__Task description__. Among the records below, find the lines with the word "spendings" and copy them.

[Provided records — start]

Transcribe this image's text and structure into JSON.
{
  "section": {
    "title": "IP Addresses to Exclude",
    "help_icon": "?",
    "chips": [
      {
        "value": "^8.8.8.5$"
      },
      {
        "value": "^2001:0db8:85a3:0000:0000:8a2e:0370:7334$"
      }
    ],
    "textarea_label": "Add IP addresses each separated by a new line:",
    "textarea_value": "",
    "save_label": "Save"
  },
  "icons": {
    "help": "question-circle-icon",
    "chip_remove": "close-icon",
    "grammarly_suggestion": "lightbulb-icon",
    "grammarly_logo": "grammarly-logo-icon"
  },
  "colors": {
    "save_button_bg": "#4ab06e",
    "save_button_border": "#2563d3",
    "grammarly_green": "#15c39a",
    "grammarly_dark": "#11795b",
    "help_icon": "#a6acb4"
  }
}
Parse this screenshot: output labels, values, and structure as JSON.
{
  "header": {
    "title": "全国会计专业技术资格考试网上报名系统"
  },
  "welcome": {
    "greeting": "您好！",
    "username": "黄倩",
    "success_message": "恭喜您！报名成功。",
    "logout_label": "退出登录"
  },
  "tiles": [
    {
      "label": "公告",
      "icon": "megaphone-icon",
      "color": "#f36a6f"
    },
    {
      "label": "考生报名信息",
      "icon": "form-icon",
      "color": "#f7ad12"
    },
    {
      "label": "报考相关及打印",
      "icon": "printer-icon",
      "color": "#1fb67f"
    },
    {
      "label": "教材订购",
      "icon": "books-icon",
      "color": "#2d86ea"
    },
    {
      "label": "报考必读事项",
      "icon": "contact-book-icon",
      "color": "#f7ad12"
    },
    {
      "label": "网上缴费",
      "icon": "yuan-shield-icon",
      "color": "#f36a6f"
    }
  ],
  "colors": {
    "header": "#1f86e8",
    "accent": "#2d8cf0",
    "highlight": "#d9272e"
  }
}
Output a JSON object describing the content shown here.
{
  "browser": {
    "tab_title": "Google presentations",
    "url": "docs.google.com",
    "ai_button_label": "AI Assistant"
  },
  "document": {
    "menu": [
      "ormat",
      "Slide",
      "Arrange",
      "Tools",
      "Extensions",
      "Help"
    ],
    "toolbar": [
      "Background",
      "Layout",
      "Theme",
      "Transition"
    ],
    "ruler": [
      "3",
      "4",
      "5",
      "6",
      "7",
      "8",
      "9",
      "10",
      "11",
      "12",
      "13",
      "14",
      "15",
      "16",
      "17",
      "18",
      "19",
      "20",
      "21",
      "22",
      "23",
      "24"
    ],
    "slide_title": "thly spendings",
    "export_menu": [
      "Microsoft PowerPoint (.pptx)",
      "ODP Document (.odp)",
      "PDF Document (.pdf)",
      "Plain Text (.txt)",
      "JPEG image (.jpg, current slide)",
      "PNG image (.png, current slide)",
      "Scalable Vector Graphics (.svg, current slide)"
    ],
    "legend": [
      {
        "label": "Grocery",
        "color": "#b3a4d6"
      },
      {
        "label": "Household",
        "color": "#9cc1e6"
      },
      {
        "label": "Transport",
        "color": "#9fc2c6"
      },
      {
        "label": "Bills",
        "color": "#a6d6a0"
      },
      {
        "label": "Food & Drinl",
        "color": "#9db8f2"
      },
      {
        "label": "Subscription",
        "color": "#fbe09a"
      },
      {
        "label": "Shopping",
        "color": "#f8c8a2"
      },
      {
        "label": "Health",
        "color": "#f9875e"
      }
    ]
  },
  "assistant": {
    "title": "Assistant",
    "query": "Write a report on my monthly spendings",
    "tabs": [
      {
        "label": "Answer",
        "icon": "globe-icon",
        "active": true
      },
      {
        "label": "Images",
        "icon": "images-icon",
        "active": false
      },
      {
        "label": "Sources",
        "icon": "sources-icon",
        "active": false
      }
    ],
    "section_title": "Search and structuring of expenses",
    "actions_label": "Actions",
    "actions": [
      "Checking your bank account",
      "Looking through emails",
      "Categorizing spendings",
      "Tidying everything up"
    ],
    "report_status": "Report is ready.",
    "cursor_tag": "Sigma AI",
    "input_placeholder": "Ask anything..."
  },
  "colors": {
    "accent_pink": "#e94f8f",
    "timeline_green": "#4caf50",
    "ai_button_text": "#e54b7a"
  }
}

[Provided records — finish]

__Exercise output__.
    "slide_title": "thly spendings",
    "query": "Write a report on my monthly spendings",
      "Categorizing spendings",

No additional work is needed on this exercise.